SIGAR recommended that the U.S. government develop a consistent position on the appropriate taxation of contractors and also urged Congress to seek reimbursement. As a result, Congress included a requirement in the 2014 National Defense Authorization Act that the Defense Department withhold assistance for Afghanistan in an amount equal to the total of all taxes assessed by the Afghan government on assistance provided by DOD.

Sopko also said that another area of “common concern” with contractors is protecting direct, government-to-government assistance to ensure that funding doesn’t “go to undeserving friends and cronies” of Afghan government officials. The U.S. government, along with other international donors, has committed to channel at least 50 percent of its development assistance through the Afghan national budget, rather than through contractors and nongovernmental organizations operating on behalf of the U.S. government.

“In SIGAR’s view, steps must be taken by USAID, DOD and the international community to reduce the risk of theft or misuse of taxpayer funds provided through direct, government-to-government assistance,” he said. “I believe that the issue of direct assistance will be extremely important to you in the contracting community. Some of you will be called on to assist the donor community in assessing, planning and developing strict safeguards to protect to those funds. Without such safeguards in place, many of you and your companies will face competitive disadvantages where Afghan ministries hire unqualified contractors based on cronyism and corruption with U.S. taxpayer dollars.”

Congress created SIGAR, an independent, free-standing agency, in 2008 to provide tougher oversight for U.S. reconstruction programs in Afghanistan. It is the job of SIGAR’s nearly 200 auditors and investigators, including more than 50 staffers on the ground in Afghanistan, to protect the massive U.S. investment in reconstruction, Sopko said.

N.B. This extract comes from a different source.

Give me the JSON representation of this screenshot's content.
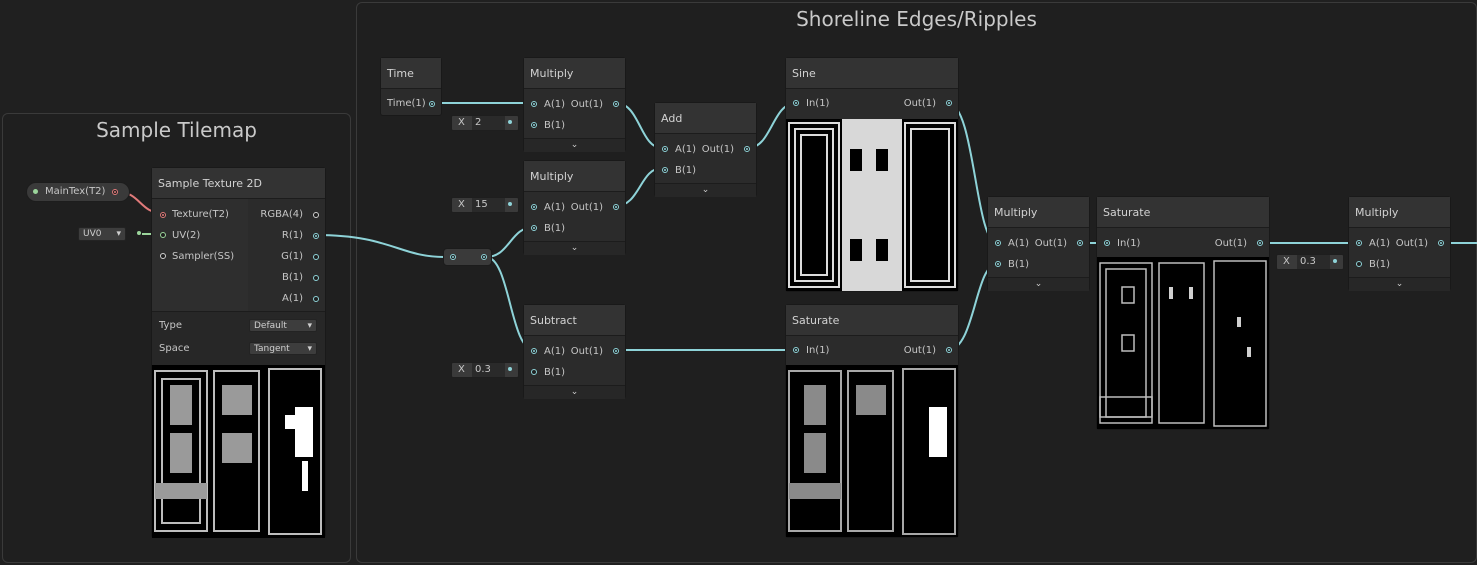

SIGAR is also a temporary agency. Its mandate will expire when the amount of unexpended reconstruction funds fall below $250 million, he said. As of January 2014, Congress has appropriated more than $100 billion for Afghan reconstruction, making it the most costly effort to rebuild a single nation in the history of the United States.

Sopko said he fully appreciates the significant contributions that contractors have made to the reconstruction effort.

“Contractors working shoulder-to-shoulder with the U.S. military and civilian personnel make significant sacrifices and put themselves at great risk,” he said. “Sadly, many have made the ultimate sacrifice.”